Allen: I think the black legend around Pope Benedict XVI is a great example, because it’s such an obvious one. To this day, a basic Google search will turn up countless articles and broadcasts depicting him as the poster boy for the clerical sexual abuse crisis in the Catholic Church, when any serious effort to report the reality would confirm that the reform effort actually began on his watch at the Congregation for the Doctrine of the Faith, when he fought an often lonely battle to take the crisis seriously. That doesn’t mean he was perfect, and there was plenty of unfinished business when he stepped down, but the idea that he was somehow in denial or part of the cover-up just doesn’t stand up to any serious examination. In that sense, he was a perfect illustration of how narrative trumps reality in the media world almost every time: The narrative told us he was a bad guy, and so the story of what he actually did never really saw the light of day.

Camosy: OK, let’s put some of this to use for stuff going on in the present moment. We are in the last few moments of the run up to the synod. How can your insights be best put into use in thinking about, talking about and covering the 2023 assembly of the Synod on Synodality?

Allen: I’ve actually made a modest proposal in this regard. To wit, I’ve suggested a synodal version of the famous Godwin’s law, which is that the first person to make a comparison to the Nazis in an online discussion loses the argument. My analogue idea is that in discussing the synod, the first person to use either the term “heresy” or “rigidity” in describing someone else’s position ought to be disqualified from further commentary. Obviously, those are deliberately chosen bits of vocabulary, as “heresy” is the most common pejorative tossed around by the Catholic right against the left, while “rigidity” is a favorite shaming term by the left for the right. If we could get through at least the first week or so without that sort of labeling, it would be a mammoth achievement. I concede, however, that I’m not terribly optimistic.

Camosy: Finally, the main objection that I’m sure most everyone has is, “How can one be profitable and compete with others who make so much money by rejecting your best practices?” How do you respond to this objection? Can an outlet stay profitable and follow your lead here?

Allen: Well, look at it like this: Investors and venture capitalists are forever looking for holes in the market, meaning needs that at least some people experience (even if they may not be consciously aware of it right now) and which aren’t presently being served. I’d argue that at the moment, non-biased, non-contemptuous, non-ideologically skewed journalism is just such an under-served market. Let me put it another way: St. John XXIII once famously said that he had to be pope both for those with their foot on the gas, and those with their foot on the brake. Right now, the media market is crowded with outlets hitting the gas, so maybe there’s room for somebody to put on the brakes once in a while. In our own very small and deeply imperfect way, the fact that Crux is still alive and kicking after almost a decade is, I suppose, a minor proof of concept.

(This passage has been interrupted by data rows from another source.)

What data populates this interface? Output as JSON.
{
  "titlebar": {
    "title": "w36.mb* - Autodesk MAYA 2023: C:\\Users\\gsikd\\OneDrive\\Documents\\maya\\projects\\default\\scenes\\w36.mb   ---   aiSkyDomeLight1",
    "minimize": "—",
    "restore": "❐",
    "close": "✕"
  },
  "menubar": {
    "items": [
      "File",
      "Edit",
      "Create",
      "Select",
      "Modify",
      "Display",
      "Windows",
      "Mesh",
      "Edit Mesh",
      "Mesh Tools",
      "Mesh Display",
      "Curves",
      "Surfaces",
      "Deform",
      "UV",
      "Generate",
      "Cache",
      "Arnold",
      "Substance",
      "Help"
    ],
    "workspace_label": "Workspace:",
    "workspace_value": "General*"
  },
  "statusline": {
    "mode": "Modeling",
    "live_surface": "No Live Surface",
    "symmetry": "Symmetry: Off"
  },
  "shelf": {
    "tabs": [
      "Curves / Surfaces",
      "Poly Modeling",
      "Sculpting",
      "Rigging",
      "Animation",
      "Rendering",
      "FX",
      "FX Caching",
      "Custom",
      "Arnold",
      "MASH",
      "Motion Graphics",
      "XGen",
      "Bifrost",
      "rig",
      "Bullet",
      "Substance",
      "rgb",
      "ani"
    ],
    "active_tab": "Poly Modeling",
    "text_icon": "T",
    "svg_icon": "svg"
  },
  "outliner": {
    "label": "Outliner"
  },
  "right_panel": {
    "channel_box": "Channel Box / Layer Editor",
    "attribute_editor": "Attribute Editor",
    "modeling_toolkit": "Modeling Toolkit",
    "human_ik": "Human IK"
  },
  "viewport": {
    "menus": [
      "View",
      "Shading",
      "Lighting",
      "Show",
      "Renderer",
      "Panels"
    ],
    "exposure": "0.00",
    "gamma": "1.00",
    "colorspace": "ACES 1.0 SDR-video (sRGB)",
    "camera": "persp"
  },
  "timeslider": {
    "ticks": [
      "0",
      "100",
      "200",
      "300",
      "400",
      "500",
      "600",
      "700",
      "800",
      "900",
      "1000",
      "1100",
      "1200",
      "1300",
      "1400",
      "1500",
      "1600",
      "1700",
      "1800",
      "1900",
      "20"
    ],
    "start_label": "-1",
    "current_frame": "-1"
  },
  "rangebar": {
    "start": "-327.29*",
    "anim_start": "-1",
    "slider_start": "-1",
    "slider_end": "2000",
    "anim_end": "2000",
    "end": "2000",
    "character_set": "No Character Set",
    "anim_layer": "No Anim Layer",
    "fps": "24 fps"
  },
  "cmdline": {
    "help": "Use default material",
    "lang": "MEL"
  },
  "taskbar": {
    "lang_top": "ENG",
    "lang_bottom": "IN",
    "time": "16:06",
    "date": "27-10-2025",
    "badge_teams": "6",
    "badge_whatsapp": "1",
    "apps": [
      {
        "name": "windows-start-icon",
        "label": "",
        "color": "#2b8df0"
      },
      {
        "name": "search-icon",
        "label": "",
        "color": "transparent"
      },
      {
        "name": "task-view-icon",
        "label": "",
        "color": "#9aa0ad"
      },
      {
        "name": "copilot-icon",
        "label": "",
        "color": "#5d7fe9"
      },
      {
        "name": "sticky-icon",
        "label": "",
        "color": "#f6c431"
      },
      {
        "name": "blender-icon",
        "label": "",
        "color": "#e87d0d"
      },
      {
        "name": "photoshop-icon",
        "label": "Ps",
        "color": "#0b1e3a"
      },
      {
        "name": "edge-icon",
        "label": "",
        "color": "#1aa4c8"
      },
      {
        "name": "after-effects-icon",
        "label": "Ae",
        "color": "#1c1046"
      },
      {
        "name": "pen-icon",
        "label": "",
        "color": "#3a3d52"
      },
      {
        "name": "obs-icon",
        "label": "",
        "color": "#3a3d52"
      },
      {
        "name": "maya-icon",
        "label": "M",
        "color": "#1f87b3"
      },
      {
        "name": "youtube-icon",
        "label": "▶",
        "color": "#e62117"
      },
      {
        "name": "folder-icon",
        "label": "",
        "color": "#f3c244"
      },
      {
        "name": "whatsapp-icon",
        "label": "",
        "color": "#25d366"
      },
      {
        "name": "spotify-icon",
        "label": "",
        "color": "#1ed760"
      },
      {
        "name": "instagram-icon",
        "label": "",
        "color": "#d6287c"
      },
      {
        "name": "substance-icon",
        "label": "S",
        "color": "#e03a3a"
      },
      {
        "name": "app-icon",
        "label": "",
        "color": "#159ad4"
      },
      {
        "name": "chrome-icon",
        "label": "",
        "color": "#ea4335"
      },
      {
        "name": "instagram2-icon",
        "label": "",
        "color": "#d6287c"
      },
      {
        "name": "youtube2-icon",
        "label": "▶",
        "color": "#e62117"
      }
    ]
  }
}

Charles Camosy

Charlie Camosy is Professor of Medical Humanities at the Creighton School of Medicine and Moral Theology Fellow at St. Joseph Seminary in New York.